Data in this exercise:
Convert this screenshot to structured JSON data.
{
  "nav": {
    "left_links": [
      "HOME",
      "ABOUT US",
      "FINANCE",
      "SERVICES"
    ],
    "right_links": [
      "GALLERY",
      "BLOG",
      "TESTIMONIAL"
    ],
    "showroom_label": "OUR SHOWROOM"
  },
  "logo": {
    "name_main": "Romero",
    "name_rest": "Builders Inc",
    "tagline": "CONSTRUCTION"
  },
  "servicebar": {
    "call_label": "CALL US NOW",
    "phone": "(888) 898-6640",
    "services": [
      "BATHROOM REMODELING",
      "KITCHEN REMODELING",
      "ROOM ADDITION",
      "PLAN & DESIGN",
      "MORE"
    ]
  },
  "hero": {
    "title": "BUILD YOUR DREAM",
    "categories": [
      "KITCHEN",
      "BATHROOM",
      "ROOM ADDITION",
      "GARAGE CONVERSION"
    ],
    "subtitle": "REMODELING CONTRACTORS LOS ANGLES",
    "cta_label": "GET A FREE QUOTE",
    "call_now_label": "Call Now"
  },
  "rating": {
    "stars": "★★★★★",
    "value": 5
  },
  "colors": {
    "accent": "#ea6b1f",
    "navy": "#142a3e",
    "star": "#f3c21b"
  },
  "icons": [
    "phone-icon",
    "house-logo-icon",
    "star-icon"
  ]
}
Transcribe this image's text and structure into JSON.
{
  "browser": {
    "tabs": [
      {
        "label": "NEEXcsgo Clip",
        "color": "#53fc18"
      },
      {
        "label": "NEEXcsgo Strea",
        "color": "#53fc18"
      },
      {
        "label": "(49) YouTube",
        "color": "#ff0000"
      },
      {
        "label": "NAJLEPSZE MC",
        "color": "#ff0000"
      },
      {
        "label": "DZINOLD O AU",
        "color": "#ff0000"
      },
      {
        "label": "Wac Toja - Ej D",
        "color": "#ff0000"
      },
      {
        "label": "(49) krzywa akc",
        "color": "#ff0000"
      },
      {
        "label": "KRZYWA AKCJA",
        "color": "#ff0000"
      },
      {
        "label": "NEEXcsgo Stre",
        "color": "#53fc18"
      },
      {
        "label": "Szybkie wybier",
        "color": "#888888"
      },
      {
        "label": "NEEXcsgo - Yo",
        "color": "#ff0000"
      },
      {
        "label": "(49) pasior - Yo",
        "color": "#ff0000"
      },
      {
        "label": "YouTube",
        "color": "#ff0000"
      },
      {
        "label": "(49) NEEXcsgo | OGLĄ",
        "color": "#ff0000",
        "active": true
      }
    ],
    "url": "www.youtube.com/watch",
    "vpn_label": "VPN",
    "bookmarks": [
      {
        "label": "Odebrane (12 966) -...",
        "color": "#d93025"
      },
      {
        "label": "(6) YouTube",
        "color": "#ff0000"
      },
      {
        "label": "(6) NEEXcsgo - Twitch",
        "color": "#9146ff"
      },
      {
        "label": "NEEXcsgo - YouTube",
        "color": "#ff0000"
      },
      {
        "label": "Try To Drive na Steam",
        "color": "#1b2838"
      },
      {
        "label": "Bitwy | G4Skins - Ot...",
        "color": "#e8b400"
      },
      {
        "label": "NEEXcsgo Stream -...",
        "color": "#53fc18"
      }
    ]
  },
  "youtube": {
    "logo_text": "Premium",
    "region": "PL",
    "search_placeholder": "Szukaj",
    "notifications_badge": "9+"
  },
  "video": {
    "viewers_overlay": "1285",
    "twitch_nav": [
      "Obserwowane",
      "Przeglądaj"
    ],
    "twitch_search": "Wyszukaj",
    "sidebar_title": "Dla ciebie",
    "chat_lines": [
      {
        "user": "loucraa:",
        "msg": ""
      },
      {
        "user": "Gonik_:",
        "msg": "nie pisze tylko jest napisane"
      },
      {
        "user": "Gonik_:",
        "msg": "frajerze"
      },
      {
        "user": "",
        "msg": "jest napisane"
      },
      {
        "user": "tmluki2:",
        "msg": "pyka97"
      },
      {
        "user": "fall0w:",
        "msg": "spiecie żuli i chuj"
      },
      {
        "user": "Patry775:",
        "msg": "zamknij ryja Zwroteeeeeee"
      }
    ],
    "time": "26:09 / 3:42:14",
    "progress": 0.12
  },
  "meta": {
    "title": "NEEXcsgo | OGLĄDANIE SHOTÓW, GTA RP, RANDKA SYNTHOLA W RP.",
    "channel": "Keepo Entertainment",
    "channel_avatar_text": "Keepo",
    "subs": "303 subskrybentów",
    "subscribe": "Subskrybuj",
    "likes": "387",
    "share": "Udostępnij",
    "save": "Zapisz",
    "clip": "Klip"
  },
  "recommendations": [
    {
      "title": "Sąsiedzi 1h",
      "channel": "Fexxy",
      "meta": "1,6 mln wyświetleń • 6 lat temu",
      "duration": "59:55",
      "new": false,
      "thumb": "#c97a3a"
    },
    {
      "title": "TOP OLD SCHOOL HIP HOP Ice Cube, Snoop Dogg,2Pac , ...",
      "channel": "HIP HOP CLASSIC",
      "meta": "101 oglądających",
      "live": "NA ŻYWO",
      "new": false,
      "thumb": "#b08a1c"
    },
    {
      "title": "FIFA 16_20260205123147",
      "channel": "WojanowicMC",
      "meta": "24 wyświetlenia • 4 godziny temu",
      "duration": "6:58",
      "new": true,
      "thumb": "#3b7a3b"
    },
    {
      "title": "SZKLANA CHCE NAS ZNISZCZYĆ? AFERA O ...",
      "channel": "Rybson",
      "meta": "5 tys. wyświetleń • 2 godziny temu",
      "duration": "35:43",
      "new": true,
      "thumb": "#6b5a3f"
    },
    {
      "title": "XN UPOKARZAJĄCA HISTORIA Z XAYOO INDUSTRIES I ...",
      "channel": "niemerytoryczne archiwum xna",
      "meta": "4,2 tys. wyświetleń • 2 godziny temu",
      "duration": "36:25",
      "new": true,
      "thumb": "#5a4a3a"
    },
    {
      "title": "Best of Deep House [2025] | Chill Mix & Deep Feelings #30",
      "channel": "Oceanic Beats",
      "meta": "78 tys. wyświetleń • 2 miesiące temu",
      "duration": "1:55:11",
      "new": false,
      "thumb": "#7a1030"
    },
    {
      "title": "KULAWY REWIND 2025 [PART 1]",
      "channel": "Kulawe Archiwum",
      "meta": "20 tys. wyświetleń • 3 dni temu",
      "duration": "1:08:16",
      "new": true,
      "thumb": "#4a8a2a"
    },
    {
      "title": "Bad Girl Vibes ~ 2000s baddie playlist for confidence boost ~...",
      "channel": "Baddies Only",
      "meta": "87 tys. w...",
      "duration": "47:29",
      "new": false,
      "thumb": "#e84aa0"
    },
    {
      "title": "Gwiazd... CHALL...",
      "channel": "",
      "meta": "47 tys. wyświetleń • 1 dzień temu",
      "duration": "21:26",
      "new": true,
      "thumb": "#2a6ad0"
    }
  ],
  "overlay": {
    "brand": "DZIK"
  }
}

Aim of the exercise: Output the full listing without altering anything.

Response box:
Convert this screenshot to structured JSON data.
{
  "nav": {
    "left_links": [
      "HOME",
      "ABOUT US",
      "FINANCE",
      "SERVICES"
    ],
    "right_links": [
      "GALLERY",
      "BLOG",
      "TESTIMONIAL"
    ],
    "showroom_label": "OUR SHOWROOM"
  },
  "logo": {
    "name_main": "Romero",
    "name_rest": "Builders Inc",
    "tagline": "CONSTRUCTION"
  },
  "servicebar": {
    "call_label": "CALL US NOW",
    "phone": "(888) 898-6640",
    "services": [
      "BATHROOM REMODELING",
      "KITCHEN REMODELING",
      "ROOM ADDITION",
      "PLAN & DESIGN",
      "MORE"
    ]
  },
  "hero": {
    "title": "BUILD YOUR DREAM",
    "categories": [
      "KITCHEN",
      "BATHROOM",
      "ROOM ADDITION",
      "GARAGE CONVERSION"
    ],
    "subtitle": "REMODELING CONTRACTORS LOS ANGLES",
    "cta_label": "GET A FREE QUOTE",
    "call_now_label": "Call Now"
  },
  "rating": {
    "stars": "★★★★★",
    "value": 5
  },
  "colors": {
    "accent": "#ea6b1f",
    "navy": "#142a3e",
    "star": "#f3c21b"
  },
  "icons": [
    "phone-icon",
    "house-logo-icon",
    "star-icon"
  ]
}
Transcribe this image's text and structure into JSON.
{
  "browser": {
    "tabs": [
      {
        "label": "NEEXcsgo Clip",
        "color": "#53fc18"
      },
      {
        "label": "NEEXcsgo Strea",
        "color": "#53fc18"
      },
      {
        "label": "(49) YouTube",
        "color": "#ff0000"
      },
      {
        "label": "NAJLEPSZE MC",
        "color": "#ff0000"
      },
      {
        "label": "DZINOLD O AU",
        "color": "#ff0000"
      },
      {
        "label": "Wac Toja - Ej D",
        "color": "#ff0000"
      },
      {
        "label": "(49) krzywa akc",
        "color": "#ff0000"
      },
      {
        "label": "KRZYWA AKCJA",
        "color": "#ff0000"
      },
      {
        "label": "NEEXcsgo Stre",
        "color": "#53fc18"
      },
      {
        "label": "Szybkie wybier",
        "color": "#888888"
      },
      {
        "label": "NEEXcsgo - Yo",
        "color": "#ff0000"
      },
      {
        "label": "(49) pasior - Yo",
        "color": "#ff0000"
      },
      {
        "label": "YouTube",
        "color": "#ff0000"
      },
      {
        "label": "(49) NEEXcsgo | OGLĄ",
        "color": "#ff0000",
        "active": true
      }
    ],
    "url": "www.youtube.com/watch",
    "vpn_label": "VPN",
    "bookmarks": [
      {
        "label": "Odebrane (12 966) -...",
        "color": "#d93025"
      },
      {
        "label": "(6) YouTube",
        "color": "#ff0000"
      },
      {
        "label": "(6) NEEXcsgo - Twitch",
        "color": "#9146ff"
      },
      {
        "label": "NEEXcsgo - YouTube",
        "color": "#ff0000"
      },
      {
        "label": "Try To Drive na Steam",
        "color": "#1b2838"
      },
      {
        "label": "Bitwy | G4Skins - Ot...",
        "color": "#e8b400"
      },
      {
        "label": "NEEXcsgo Stream -...",
        "color": "#53fc18"
      }
    ]
  },
  "youtube": {
    "logo_text": "Premium",
    "region": "PL",
    "search_placeholder": "Szukaj",
    "notifications_badge": "9+"
  },
  "video": {
    "viewers_overlay": "1285",
    "twitch_nav": [
      "Obserwowane",
      "Przeglądaj"
    ],
    "twitch_search": "Wyszukaj",
    "sidebar_title": "Dla ciebie",
    "chat_lines": [
      {
        "user": "loucraa:",
        "msg": ""
      },
      {
        "user": "Gonik_:",
        "msg": "nie pisze tylko jest napisane"
      },
      {
        "user": "Gonik_:",
        "msg": "frajerze"
      },
      {
        "user": "",
        "msg": "jest napisane"
      },
      {
        "user": "tmluki2:",
        "msg": "pyka97"
      },
      {
        "user": "fall0w:",
        "msg": "spiecie żuli i chuj"
      },
      {
        "user": "Patry775:",
        "msg": "zamknij ryja Zwroteeeeeee"
      }
    ],
    "time": "26:09 / 3:42:14",
    "progress": 0.12
  },
  "meta": {
    "title": "NEEXcsgo | OGLĄDANIE SHOTÓW, GTA RP, RANDKA SYNTHOLA W RP.",
    "channel": "Keepo Entertainment",
    "channel_avatar_text": "Keepo",
    "subs": "303 subskrybentów",
    "subscribe": "Subskrybuj",
    "likes": "387",
    "share": "Udostępnij",
    "save": "Zapisz",
    "clip": "Klip"
  },
  "recommendations": [
    {
      "title": "Sąsiedzi 1h",
      "channel": "Fexxy",
      "meta": "1,6 mln wyświetleń • 6 lat temu",
      "duration": "59:55",
      "new": false,
      "thumb": "#c97a3a"
    },
    {
      "title": "TOP OLD SCHOOL HIP HOP Ice Cube, Snoop Dogg,2Pac , ...",
      "channel": "HIP HOP CLASSIC",
      "meta": "101 oglądających",
      "live": "NA ŻYWO",
      "new": false,
      "thumb": "#b08a1c"
    },
    {
      "title": "FIFA 16_20260205123147",
      "channel": "WojanowicMC",
      "meta": "24 wyświetlenia • 4 godziny temu",
      "duration": "6:58",
      "new": true,
      "thumb": "#3b7a3b"
    },
    {
      "title": "SZKLANA CHCE NAS ZNISZCZYĆ? AFERA O ...",
      "channel": "Rybson",
      "meta": "5 tys. wyświetleń • 2 godziny temu",
      "duration": "35:43",
      "new": true,
      "thumb": "#6b5a3f"
    },
    {
      "title": "XN UPOKARZAJĄCA HISTORIA Z XAYOO INDUSTRIES I ...",
      "channel": "niemerytoryczne archiwum xna",
      "meta": "4,2 tys. wyświetleń • 2 godziny temu",
      "duration": "36:25",
      "new": true,
      "thumb": "#5a4a3a"
    },
    {
      "title": "Best of Deep House [2025] | Chill Mix & Deep Feelings #30",
      "channel": "Oceanic Beats",
      "meta": "78 tys. wyświetleń • 2 miesiące temu",
      "duration": "1:55:11",
      "new": false,
      "thumb": "#7a1030"
    },
    {
      "title": "KULAWY REWIND 2025 [PART 1]",
      "channel": "Kulawe Archiwum",
      "meta": "20 tys. wyświetleń • 3 dni temu",
      "duration": "1:08:16",
      "new": true,
      "thumb": "#4a8a2a"
    },
    {
      "title": "Bad Girl Vibes ~ 2000s baddie playlist for confidence boost ~...",
      "channel": "Baddies Only",
      "meta": "87 tys. w...",
      "duration": "47:29",
      "new": false,
      "thumb": "#e84aa0"
    },
    {
      "title": "Gwiazd... CHALL...",
      "channel": "",
      "meta": "47 tys. wyświetleń • 1 dzień temu",
      "duration": "21:26",
      "new": true,
      "thumb": "#2a6ad0"
    }
  ],
  "overlay": {
    "brand": "DZIK"
  }
}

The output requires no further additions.